Dataset rows for apps and sites

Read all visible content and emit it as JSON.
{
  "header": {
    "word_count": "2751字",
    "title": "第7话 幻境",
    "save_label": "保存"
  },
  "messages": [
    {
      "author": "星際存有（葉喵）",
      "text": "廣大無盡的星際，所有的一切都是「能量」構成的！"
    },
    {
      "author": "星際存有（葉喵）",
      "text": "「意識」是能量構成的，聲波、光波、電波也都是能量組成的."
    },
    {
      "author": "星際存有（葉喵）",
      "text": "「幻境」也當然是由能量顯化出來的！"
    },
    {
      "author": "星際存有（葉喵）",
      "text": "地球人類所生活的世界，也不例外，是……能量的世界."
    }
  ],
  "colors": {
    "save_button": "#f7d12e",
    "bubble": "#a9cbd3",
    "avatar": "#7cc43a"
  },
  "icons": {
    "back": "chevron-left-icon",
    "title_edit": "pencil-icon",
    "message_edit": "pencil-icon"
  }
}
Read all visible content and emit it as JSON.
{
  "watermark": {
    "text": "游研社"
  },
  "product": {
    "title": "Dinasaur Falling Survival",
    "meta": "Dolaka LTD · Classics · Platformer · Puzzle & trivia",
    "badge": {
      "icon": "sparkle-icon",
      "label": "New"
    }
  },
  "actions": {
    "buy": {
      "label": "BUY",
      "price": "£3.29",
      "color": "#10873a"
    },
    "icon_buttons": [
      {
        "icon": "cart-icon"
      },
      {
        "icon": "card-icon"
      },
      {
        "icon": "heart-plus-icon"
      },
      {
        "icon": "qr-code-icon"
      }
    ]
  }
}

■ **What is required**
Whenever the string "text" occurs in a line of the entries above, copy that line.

■ **Solved exercise**
      "text": "廣大無盡的星際，所有的一切都是「能量」構成的！"
      "text": "「意識」是能量構成的，聲波、光波、電波也都是能量組成的."
      "text": "「幻境」也當然是由能量顯化出來的！"
      "text": "地球人類所生活的世界，也不例外，是……能量的世界."
    "text": "游研社"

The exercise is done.